**Work to complete**
What you need to do is retype every entry exactly as written.

**Entries taken from a collection**
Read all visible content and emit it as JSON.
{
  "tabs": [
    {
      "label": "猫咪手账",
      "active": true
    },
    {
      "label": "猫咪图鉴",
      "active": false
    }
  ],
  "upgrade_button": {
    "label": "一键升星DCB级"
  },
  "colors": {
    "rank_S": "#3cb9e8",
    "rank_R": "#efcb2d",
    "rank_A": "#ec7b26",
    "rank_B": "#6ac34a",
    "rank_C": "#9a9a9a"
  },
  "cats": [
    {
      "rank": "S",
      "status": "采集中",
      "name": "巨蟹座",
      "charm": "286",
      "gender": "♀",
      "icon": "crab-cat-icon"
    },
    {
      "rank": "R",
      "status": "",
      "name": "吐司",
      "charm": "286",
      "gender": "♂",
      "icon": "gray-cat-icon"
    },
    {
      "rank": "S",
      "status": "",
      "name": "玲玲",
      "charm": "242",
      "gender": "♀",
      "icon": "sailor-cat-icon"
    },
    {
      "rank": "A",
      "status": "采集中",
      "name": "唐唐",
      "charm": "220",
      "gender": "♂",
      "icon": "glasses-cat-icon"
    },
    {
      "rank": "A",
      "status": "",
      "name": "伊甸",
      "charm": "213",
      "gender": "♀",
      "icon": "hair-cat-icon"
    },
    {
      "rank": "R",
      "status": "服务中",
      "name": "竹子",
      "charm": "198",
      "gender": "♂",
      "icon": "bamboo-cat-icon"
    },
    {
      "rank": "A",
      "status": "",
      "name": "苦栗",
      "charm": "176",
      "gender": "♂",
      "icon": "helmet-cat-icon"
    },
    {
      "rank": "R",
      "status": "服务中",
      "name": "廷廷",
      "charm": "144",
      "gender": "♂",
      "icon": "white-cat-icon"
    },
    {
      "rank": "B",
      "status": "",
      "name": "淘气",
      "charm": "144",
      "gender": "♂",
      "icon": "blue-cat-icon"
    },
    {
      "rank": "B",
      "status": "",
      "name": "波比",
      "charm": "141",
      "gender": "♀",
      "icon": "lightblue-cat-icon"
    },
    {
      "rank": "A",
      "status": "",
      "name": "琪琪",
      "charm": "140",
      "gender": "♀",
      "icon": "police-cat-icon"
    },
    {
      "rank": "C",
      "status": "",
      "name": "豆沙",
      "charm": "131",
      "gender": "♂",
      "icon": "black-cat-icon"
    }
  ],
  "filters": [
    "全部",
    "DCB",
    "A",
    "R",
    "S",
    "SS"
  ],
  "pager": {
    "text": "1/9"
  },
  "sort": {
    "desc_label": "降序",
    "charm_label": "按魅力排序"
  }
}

**Solution to this problem**
Read all visible content and emit it as JSON.
{
  "tabs": [
    {
      "label": "猫咪手账",
      "active": true
    },
    {
      "label": "猫咪图鉴",
      "active": false
    }
  ],
  "upgrade_button": {
    "label": "一键升星DCB级"
  },
  "colors": {
    "rank_S": "#3cb9e8",
    "rank_R": "#efcb2d",
    "rank_A": "#ec7b26",
    "rank_B": "#6ac34a",
    "rank_C": "#9a9a9a"
  },
  "cats": [
    {
      "rank": "S",
      "status": "采集中",
      "name": "巨蟹座",
      "charm": "286",
      "gender": "♀",
      "icon": "crab-cat-icon"
    },
    {
      "rank": "R",
      "status": "",
      "name": "吐司",
      "charm": "286",
      "gender": "♂",
      "icon": "gray-cat-icon"
    },
    {
      "rank": "S",
      "status": "",
      "name": "玲玲",
      "charm": "242",
      "gender": "♀",
      "icon": "sailor-cat-icon"
    },
    {
      "rank": "A",
      "status": "采集中",
      "name": "唐唐",
      "charm": "220",
      "gender": "♂",
      "icon": "glasses-cat-icon"
    },
    {
      "rank": "A",
      "status": "",
      "name": "伊甸",
      "charm": "213",
      "gender": "♀",
      "icon": "hair-cat-icon"
    },
    {
      "rank": "R",
      "status": "服务中",
      "name": "竹子",
      "charm": "198",
      "gender": "♂",
      "icon": "bamboo-cat-icon"
    },
    {
      "rank": "A",
      "status": "",
      "name": "苦栗",
      "charm": "176",
      "gender": "♂",
      "icon": "helmet-cat-icon"
    },
    {
      "rank": "R",
      "status": "服务中",
      "name": "廷廷",
      "charm": "144",
      "gender": "♂",
      "icon": "white-cat-icon"
    },
    {
      "rank": "B",
      "status": "",
      "name": "淘气",
      "charm": "144",
      "gender": "♂",
      "icon": "blue-cat-icon"
    },
    {
      "rank": "B",
      "status": "",
      "name": "波比",
      "charm": "141",
      "gender": "♀",
      "icon": "lightblue-cat-icon"
    },
    {
      "rank": "A",
      "status": "",
      "name": "琪琪",
      "charm": "140",
      "gender": "♀",
      "icon": "police-cat-icon"
    },
    {
      "rank": "C",
      "status": "",
      "name": "豆沙",
      "charm": "131",
      "gender": "♂",
      "icon": "black-cat-icon"
    }
  ],
  "filters": [
    "全部",
    "DCB",
    "A",
    "R",
    "S",
    "SS"
  ],
  "pager": {
    "text": "1/9"
  },
  "sort": {
    "desc_label": "降序",
    "charm_label": "按魅力排序"
  }
}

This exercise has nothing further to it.